Wow, Ryan! Thank you so much for that quotation. It is going to go beside my desk as well!
A few days ago one of my sons brought home a stack of papers for my wife or I to sign. One paper in particular almost made me lose it with his teacher. My son is a conscientious student, a real type-A, teacher-pleasing student (even though his mom and I are trying to get him to be more intrinsically motivated). Nevertheless, this paper was an AR report which showed his having accomplished 150% of his goal at an average reading level 3 grades higher than his current grade in school. The report also showed that he only had a 75% average on the AR book quizzes. What infuriated me was that his teacher had drawn a large frowning face on his paper and wrote a quick note that he needed to have an 80% average on the quizzes –nevermind that he had surpassed his goal and was reading above grade level.
My son was on the verge of tears. He was inconsolable and stated that he hated reading anyway. (He asks us to read him stories all the time so I know this was just his frustration speaking.) I never contacted the teacher. As a teacher, I know I’m hardest on other teachers, and I don’t want to overreact and cause more harm. My bet is that she was churning out the paperwork and not really thinking about the impact her words and drawings would have on my boy. I’m reminded of “Teachers” by Clark Mollenhoff:
“You are the molders of their dreams.
The gods who build or crush their young beliefs of right or wrong.
You are the spark that sets aflame the poet’s hand,
Or lights the flame of some great singer’s song.
You are the gods of the young the very young.
You are the guardian of a million dreams.
Your every smile or frown can heal or pierce a heart.
Yours are a hundred lives a thousand lives.
Yours is the pride of loving them, the sorrow, too.
Your patient work, your touch, makes you the gods of hope

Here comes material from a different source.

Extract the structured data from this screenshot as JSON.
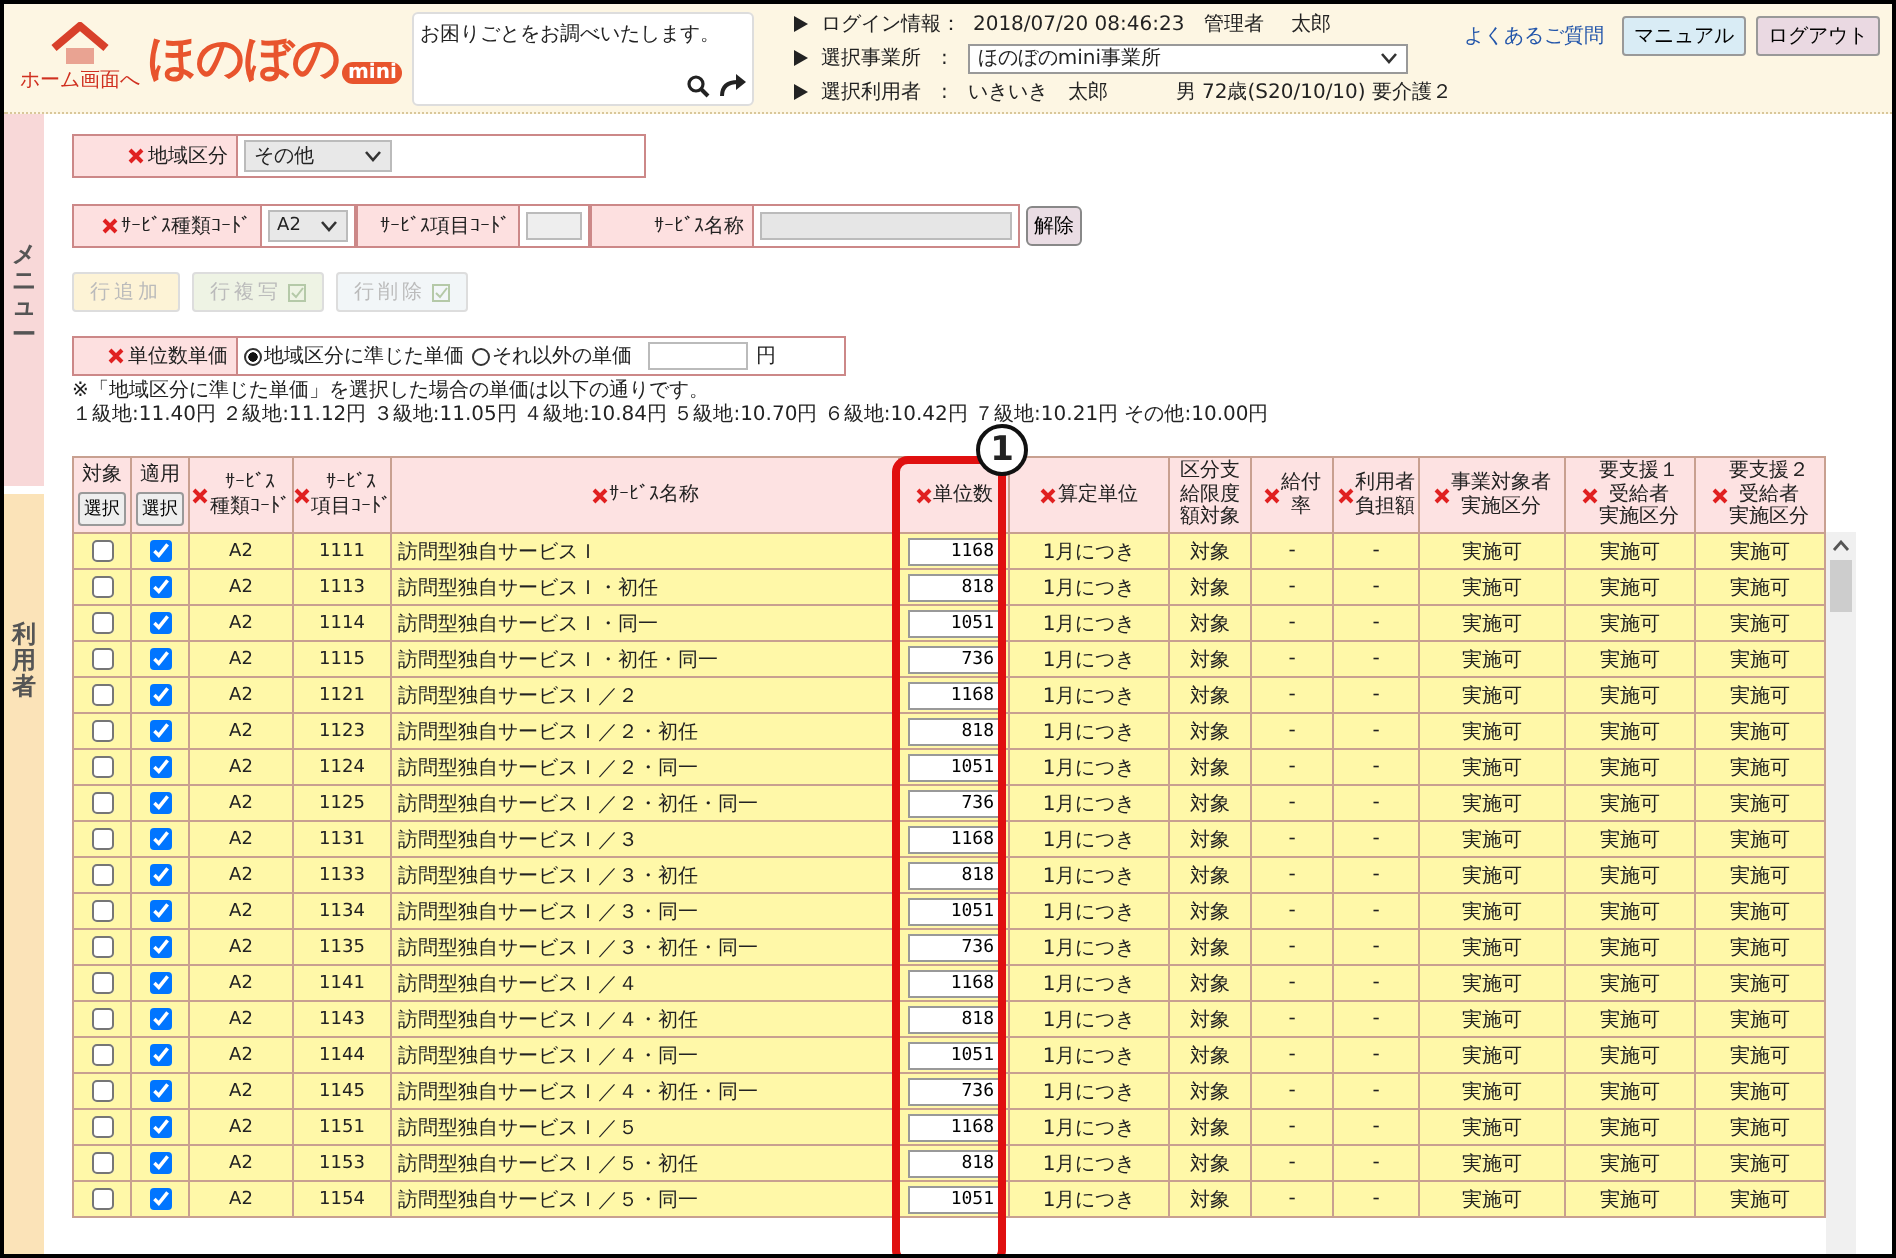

Who fill their souls with dreams, and make those dreams come true.”
Many teachers love this poem because it shows just how influential a teacher can be. We’d do well to remember that just as our smile can heal a student’s heart, our frown can pierce it, too.